Supplied material

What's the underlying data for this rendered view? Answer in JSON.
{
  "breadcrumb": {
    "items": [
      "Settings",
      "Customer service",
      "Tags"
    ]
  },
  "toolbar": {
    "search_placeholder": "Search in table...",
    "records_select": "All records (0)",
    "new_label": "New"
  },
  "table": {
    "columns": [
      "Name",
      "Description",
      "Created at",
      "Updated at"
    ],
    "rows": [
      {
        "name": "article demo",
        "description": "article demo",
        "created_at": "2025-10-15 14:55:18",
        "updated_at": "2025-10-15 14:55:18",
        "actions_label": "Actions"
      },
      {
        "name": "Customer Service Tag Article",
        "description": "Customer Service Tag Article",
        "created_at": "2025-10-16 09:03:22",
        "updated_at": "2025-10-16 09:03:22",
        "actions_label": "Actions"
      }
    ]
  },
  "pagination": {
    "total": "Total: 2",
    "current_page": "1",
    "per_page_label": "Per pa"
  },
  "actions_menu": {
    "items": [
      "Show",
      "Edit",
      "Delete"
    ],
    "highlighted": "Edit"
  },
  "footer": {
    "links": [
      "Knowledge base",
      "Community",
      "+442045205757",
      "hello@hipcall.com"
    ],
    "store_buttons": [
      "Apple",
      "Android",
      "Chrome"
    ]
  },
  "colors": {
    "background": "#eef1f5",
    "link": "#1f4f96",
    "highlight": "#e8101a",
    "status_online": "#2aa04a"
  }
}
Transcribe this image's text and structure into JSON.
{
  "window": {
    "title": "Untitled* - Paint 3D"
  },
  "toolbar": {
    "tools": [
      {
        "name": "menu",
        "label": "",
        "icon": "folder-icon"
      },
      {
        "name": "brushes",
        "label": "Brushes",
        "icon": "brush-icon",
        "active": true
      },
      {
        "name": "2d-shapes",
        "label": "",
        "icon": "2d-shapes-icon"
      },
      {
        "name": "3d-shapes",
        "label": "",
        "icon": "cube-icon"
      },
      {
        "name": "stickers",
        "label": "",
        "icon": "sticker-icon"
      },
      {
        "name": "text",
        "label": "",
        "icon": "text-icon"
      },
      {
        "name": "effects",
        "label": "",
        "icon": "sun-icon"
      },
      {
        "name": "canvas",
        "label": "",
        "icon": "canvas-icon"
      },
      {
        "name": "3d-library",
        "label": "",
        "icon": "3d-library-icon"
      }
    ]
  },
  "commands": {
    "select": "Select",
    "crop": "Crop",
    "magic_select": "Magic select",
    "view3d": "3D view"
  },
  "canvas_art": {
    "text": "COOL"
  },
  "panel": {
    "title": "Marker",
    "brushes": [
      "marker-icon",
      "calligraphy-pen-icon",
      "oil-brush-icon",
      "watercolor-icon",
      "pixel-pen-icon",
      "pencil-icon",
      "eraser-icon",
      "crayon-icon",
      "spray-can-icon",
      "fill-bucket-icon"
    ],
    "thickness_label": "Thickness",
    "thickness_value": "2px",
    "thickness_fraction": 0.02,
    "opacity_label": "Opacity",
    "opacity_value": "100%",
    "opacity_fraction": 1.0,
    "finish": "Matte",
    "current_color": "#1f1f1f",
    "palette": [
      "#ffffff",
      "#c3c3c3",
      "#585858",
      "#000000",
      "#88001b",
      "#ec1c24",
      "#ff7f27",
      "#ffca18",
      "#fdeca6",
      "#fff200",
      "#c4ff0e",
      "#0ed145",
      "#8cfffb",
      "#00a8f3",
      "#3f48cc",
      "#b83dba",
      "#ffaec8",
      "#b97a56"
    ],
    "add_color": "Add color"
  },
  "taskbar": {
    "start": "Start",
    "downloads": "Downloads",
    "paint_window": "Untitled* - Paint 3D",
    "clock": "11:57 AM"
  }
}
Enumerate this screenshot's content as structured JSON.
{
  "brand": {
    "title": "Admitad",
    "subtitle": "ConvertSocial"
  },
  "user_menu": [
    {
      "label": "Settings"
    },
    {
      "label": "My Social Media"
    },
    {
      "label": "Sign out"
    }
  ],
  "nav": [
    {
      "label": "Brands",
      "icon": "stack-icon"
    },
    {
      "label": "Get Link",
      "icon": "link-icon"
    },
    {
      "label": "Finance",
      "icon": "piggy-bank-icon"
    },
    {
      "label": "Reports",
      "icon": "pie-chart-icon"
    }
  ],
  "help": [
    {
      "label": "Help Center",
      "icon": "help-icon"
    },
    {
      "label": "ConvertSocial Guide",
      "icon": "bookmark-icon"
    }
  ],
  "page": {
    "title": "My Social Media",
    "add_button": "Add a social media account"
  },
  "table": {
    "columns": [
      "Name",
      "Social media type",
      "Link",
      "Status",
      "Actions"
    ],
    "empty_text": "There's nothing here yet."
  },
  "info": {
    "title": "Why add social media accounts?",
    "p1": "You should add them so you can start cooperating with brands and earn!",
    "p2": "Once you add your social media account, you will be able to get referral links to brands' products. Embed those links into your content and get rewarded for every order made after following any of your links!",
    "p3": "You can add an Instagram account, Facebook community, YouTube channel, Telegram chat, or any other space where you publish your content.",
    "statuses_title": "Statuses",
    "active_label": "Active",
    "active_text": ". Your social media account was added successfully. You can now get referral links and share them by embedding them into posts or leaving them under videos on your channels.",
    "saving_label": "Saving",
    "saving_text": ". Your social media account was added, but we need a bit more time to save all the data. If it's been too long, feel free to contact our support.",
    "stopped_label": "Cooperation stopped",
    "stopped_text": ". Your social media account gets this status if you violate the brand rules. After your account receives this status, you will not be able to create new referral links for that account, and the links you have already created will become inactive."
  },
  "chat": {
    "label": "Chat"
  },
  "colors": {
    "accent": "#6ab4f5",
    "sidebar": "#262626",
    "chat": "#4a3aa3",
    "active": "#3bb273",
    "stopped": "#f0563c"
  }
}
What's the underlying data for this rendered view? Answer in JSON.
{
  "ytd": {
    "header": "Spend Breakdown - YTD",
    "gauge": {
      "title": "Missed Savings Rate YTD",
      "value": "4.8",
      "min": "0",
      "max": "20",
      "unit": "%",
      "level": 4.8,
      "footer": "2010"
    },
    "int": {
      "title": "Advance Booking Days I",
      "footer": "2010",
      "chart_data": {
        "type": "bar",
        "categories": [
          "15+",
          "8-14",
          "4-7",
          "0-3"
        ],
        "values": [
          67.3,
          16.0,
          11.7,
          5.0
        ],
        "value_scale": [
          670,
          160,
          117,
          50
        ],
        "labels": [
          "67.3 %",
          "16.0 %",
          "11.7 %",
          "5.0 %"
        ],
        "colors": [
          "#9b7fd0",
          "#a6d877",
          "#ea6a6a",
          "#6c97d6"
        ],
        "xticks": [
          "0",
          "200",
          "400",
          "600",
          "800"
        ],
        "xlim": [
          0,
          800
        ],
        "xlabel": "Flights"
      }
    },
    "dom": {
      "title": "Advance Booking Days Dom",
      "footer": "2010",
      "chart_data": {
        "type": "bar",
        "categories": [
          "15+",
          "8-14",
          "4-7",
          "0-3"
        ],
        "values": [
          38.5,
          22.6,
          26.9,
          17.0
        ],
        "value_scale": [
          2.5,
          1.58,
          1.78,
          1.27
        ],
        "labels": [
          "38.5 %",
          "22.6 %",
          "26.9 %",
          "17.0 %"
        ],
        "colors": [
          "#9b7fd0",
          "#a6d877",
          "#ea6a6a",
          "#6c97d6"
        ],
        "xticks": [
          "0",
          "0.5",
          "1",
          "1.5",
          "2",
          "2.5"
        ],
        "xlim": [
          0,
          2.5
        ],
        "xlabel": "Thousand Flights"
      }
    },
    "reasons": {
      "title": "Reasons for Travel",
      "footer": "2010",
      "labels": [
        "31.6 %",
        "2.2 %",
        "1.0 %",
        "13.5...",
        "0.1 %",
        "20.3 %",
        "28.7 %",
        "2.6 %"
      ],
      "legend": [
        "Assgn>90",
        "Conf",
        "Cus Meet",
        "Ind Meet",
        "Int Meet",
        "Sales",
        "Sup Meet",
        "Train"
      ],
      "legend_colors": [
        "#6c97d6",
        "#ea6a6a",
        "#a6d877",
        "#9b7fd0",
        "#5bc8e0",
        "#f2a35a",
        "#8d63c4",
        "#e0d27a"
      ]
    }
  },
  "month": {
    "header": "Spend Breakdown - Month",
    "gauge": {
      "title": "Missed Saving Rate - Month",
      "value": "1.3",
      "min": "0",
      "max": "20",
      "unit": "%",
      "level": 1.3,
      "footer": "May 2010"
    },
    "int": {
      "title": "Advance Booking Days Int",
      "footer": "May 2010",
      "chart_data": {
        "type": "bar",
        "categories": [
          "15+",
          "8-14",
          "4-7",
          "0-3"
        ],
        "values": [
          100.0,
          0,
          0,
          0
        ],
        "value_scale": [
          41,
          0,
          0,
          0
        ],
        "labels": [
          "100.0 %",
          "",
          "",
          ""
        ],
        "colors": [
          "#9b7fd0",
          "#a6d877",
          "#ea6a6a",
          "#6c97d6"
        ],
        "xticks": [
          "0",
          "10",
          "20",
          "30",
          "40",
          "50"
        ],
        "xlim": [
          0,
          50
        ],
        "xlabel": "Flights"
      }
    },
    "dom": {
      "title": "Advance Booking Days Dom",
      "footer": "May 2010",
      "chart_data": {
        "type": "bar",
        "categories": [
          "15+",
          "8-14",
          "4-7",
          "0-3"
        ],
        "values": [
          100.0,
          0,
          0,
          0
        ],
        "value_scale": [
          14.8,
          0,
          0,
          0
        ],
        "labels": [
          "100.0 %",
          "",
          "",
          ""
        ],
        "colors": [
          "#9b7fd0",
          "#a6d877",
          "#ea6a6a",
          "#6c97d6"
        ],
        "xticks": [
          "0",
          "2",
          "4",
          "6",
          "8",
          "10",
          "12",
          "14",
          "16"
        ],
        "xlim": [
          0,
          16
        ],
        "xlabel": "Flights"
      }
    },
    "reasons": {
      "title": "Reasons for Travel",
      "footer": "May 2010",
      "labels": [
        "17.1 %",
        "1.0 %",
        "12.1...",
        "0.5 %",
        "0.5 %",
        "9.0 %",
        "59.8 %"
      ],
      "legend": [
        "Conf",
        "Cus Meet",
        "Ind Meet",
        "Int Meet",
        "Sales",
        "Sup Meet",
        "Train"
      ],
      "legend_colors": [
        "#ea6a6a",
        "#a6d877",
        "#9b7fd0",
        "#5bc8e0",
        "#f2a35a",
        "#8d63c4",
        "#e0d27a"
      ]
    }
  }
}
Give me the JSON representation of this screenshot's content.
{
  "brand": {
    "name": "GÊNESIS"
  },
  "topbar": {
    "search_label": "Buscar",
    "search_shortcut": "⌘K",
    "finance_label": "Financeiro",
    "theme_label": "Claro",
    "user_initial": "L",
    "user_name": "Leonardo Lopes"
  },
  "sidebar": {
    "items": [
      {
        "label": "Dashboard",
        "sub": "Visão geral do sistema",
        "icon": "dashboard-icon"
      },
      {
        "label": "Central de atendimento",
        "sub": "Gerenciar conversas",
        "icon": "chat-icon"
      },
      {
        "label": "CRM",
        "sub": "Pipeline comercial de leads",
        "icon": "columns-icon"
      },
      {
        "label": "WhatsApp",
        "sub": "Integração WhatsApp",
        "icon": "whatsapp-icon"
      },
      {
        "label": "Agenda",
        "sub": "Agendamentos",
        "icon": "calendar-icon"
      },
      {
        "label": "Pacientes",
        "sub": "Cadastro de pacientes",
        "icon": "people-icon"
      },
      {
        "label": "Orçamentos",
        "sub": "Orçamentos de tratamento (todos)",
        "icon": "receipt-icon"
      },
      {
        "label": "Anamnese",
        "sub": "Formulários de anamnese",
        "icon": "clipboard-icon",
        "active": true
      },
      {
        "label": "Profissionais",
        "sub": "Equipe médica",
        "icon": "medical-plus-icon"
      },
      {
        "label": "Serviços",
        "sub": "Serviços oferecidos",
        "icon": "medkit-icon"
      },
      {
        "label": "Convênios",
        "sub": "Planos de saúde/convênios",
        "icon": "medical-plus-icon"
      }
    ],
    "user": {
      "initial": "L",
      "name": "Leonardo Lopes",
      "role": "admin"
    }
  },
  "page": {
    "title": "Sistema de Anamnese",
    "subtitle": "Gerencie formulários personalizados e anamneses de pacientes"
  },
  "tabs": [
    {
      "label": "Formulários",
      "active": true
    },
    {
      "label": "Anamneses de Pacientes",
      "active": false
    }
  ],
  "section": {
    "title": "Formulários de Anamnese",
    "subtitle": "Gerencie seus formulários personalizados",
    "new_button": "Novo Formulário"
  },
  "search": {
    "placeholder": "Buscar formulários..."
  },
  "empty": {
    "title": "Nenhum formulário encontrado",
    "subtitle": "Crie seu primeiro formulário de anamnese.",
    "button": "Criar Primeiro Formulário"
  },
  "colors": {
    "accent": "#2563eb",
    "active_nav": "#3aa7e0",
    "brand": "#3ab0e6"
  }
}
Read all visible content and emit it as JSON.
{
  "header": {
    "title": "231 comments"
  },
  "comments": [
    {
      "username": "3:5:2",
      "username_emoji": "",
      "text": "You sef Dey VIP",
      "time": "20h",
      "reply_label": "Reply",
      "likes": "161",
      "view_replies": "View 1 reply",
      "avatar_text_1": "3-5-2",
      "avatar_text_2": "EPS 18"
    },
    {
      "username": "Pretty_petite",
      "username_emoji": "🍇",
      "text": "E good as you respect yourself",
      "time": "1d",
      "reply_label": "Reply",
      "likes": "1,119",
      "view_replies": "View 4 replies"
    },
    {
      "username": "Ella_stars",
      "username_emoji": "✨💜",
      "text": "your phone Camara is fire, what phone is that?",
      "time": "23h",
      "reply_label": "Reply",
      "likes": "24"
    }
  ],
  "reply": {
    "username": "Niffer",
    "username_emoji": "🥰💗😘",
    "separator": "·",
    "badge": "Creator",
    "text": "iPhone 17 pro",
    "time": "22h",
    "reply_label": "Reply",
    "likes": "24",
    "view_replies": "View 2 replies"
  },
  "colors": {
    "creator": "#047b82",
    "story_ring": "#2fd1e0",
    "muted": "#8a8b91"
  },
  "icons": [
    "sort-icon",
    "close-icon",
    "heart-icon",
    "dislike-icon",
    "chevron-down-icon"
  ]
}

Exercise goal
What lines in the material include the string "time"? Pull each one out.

Result
    "saving_text": ". Your social media account was added, but we need a bit more time to save all the data. If it's been too long, feel free to contact our support.",
      "time": "20h",
      "time": "1d",
      "time": "23h",
    "time": "22h",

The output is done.